Component data from apps and pages:
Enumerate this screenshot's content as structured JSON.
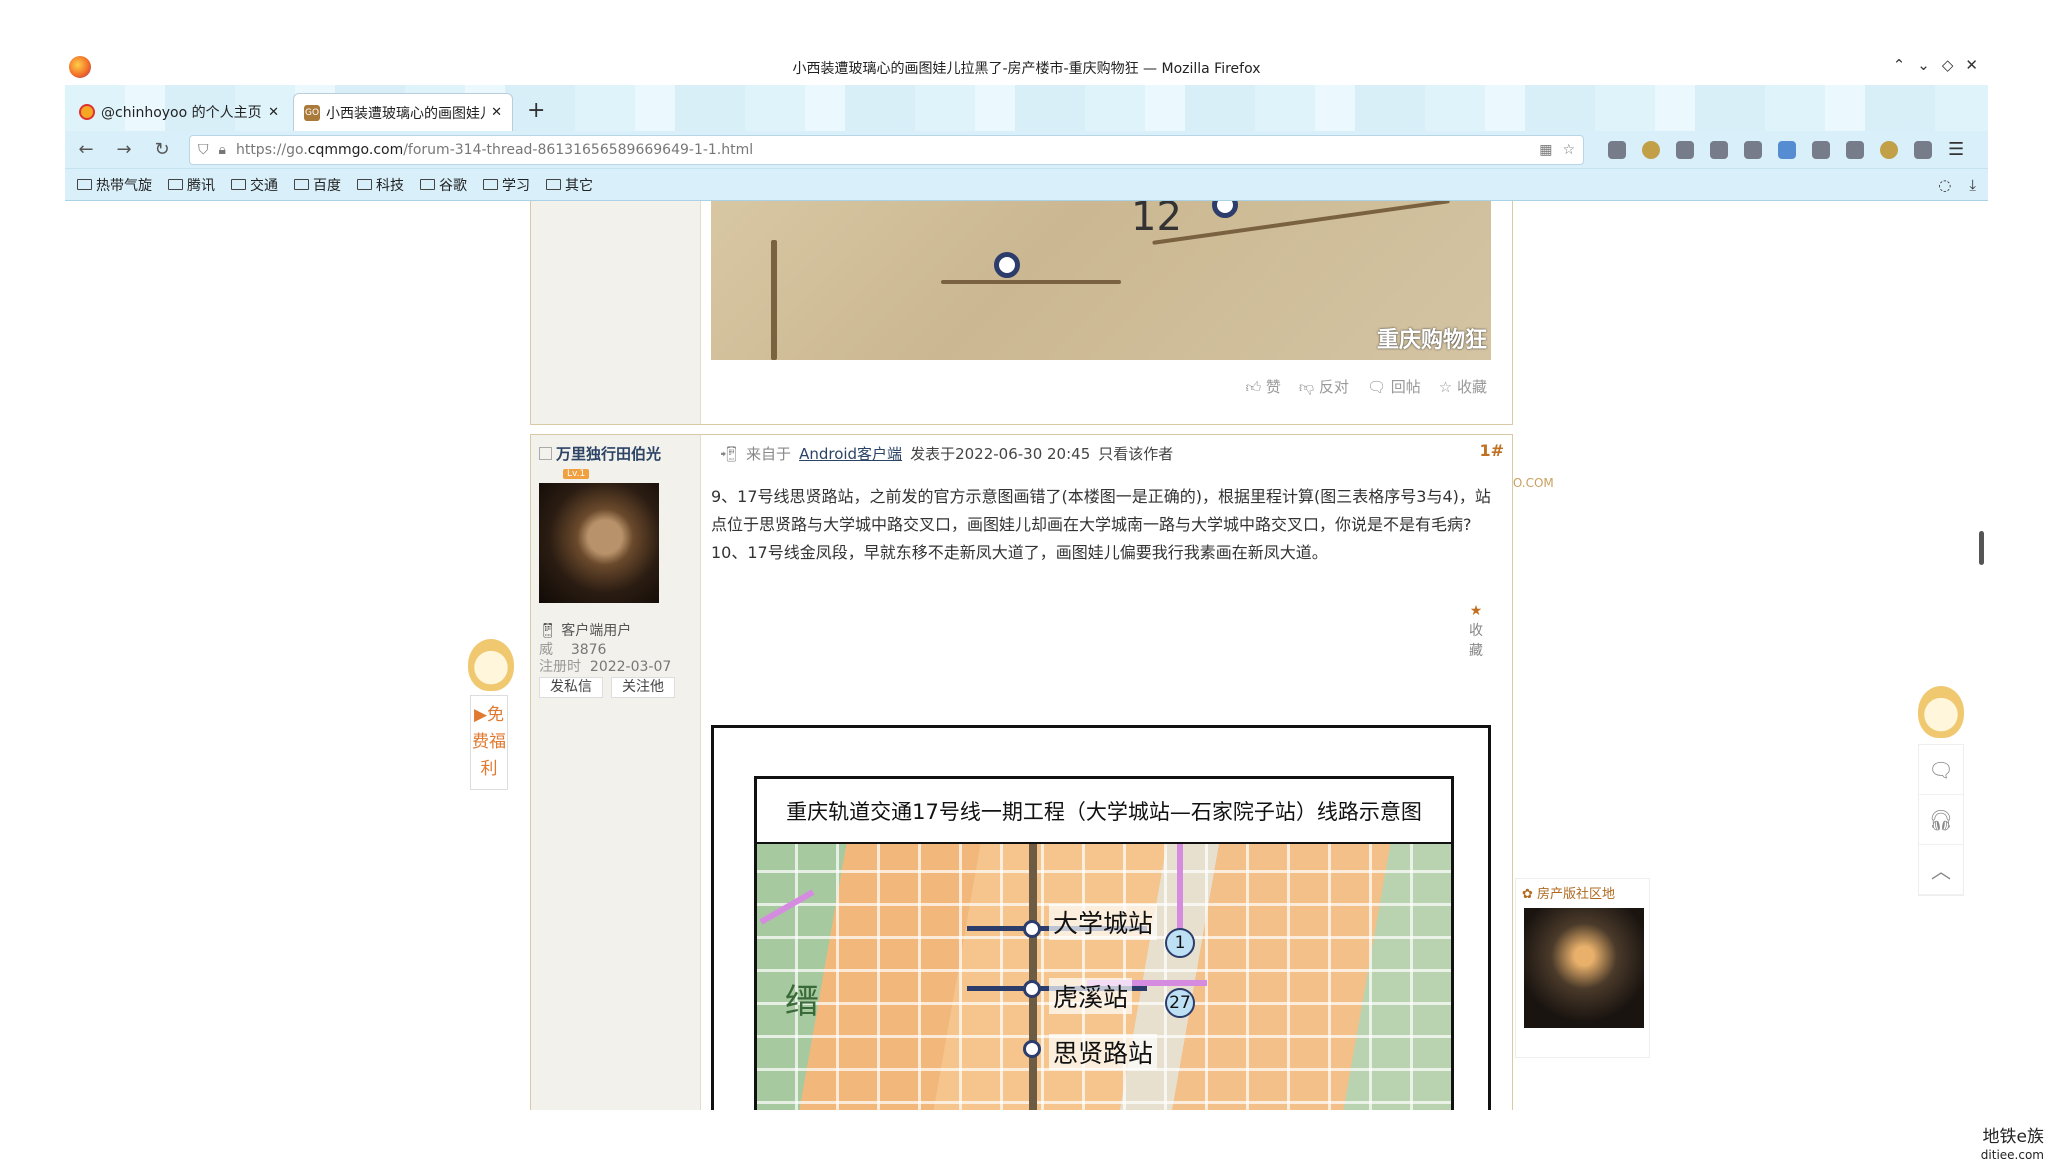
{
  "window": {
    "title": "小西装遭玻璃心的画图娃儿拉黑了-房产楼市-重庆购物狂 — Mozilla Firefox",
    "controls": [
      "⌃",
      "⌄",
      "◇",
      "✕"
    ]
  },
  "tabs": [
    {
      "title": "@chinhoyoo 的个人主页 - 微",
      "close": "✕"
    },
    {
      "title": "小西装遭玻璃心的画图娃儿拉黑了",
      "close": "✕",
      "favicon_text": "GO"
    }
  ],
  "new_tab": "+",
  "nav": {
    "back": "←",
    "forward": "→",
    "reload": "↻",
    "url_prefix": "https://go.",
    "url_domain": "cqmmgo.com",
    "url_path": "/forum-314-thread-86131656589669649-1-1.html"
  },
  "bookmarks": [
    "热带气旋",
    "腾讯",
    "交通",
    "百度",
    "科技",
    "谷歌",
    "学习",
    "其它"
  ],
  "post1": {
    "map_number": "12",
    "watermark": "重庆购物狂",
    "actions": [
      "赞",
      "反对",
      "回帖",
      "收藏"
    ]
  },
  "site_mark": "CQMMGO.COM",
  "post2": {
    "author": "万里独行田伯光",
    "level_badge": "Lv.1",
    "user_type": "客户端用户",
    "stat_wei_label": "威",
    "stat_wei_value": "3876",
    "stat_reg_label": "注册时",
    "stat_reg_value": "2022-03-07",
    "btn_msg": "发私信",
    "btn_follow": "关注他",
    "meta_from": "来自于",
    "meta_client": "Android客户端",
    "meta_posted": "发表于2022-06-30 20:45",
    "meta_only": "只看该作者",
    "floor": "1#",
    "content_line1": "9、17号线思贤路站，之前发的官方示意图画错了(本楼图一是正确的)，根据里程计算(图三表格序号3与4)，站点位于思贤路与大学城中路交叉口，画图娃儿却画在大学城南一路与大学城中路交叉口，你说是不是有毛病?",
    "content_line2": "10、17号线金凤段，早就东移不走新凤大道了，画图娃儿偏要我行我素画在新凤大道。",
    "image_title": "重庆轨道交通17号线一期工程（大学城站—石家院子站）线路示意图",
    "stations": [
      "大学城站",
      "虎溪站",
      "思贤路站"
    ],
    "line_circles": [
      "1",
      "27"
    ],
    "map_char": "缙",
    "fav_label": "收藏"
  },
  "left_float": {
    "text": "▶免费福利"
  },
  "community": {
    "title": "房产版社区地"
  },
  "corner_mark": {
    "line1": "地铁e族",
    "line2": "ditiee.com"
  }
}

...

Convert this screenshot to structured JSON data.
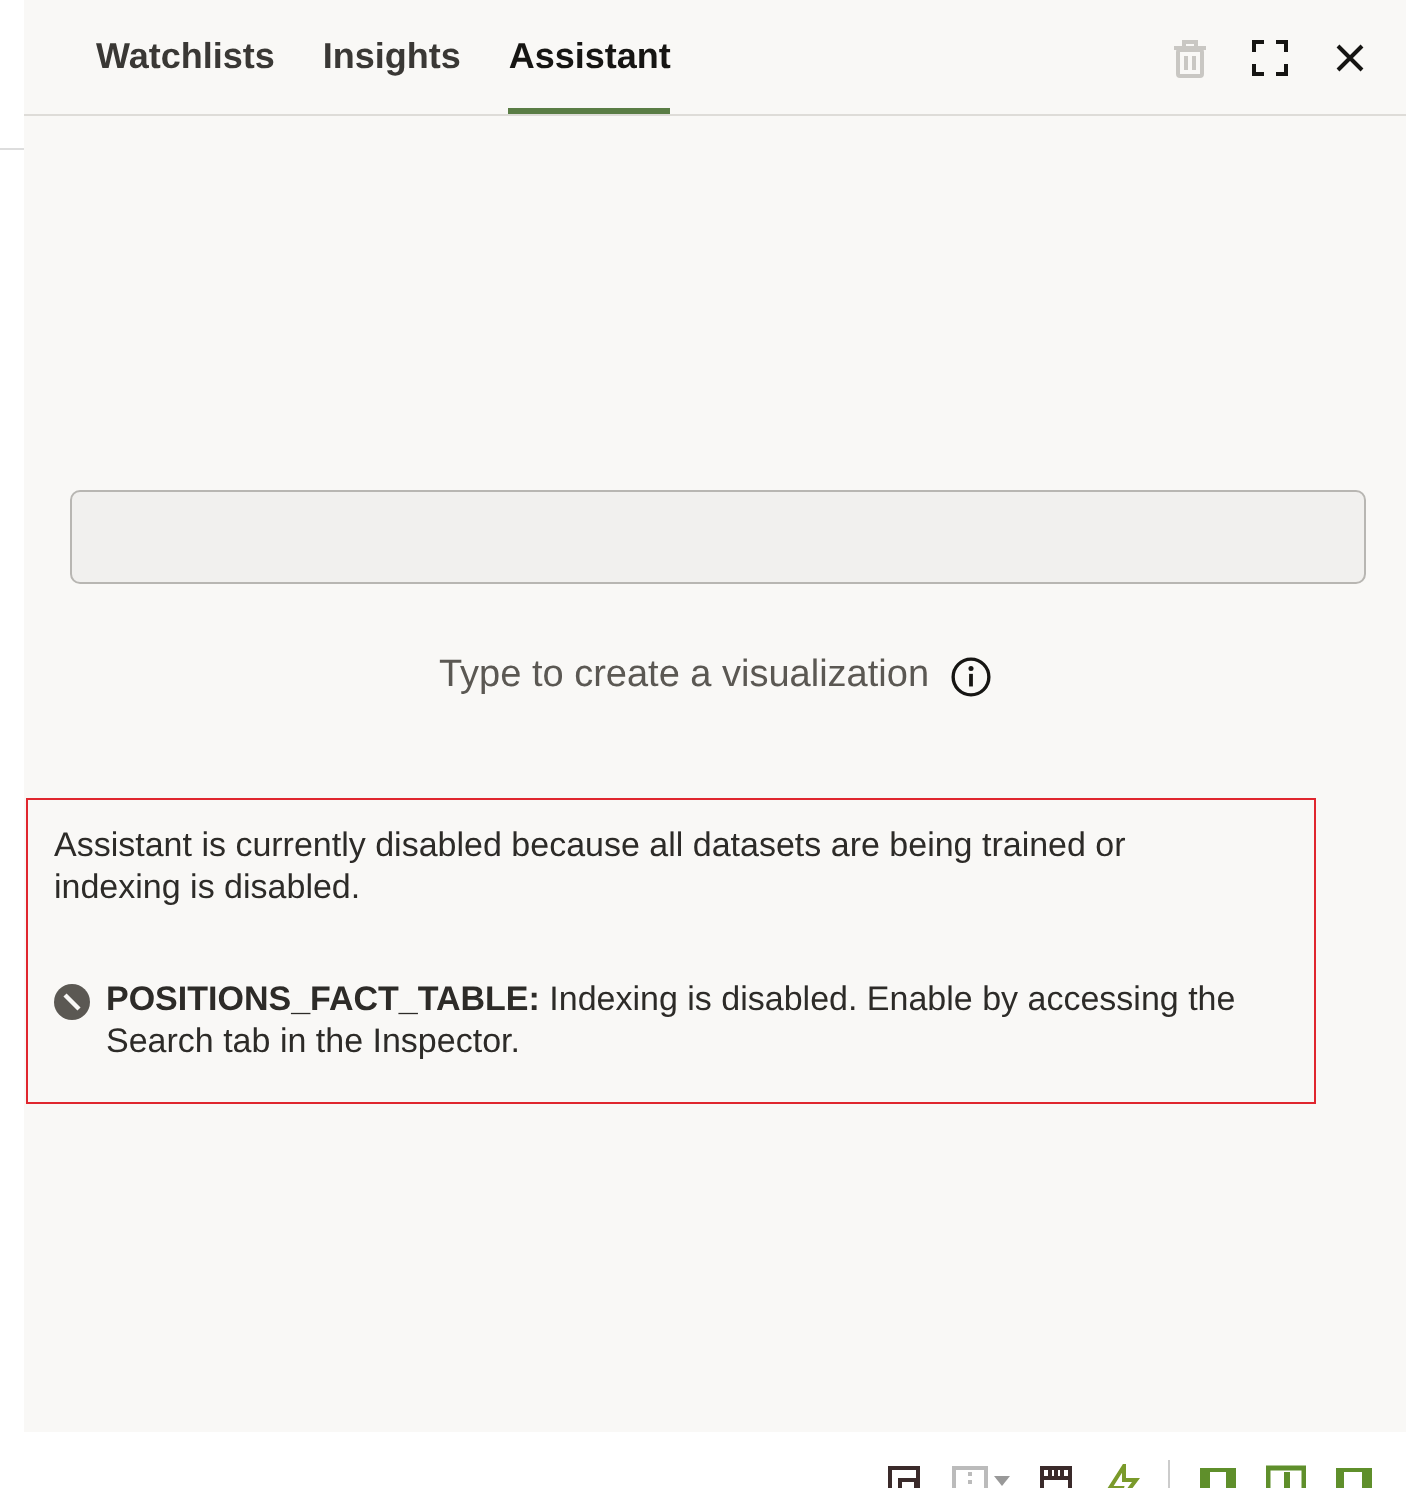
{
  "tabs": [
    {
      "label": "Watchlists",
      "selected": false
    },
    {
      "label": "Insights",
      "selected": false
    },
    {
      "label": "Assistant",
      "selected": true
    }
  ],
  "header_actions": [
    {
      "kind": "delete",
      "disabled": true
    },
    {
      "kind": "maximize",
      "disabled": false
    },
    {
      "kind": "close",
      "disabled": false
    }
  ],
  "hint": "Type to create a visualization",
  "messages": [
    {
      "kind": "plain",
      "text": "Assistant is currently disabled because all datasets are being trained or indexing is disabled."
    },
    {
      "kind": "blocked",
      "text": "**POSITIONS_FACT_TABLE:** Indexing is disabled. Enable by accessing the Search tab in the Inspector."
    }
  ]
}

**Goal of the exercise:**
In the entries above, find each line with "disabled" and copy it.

**Response box:**
      "disabled": true
      "disabled": false
      "disabled": false
      "text": "Assistant is currently disabled because all datasets are being trained or indexing is disabled."
      "text": "**POSITIONS_FACT_TABLE:** Indexing is disabled. Enable by accessing the Search tab in the Inspector."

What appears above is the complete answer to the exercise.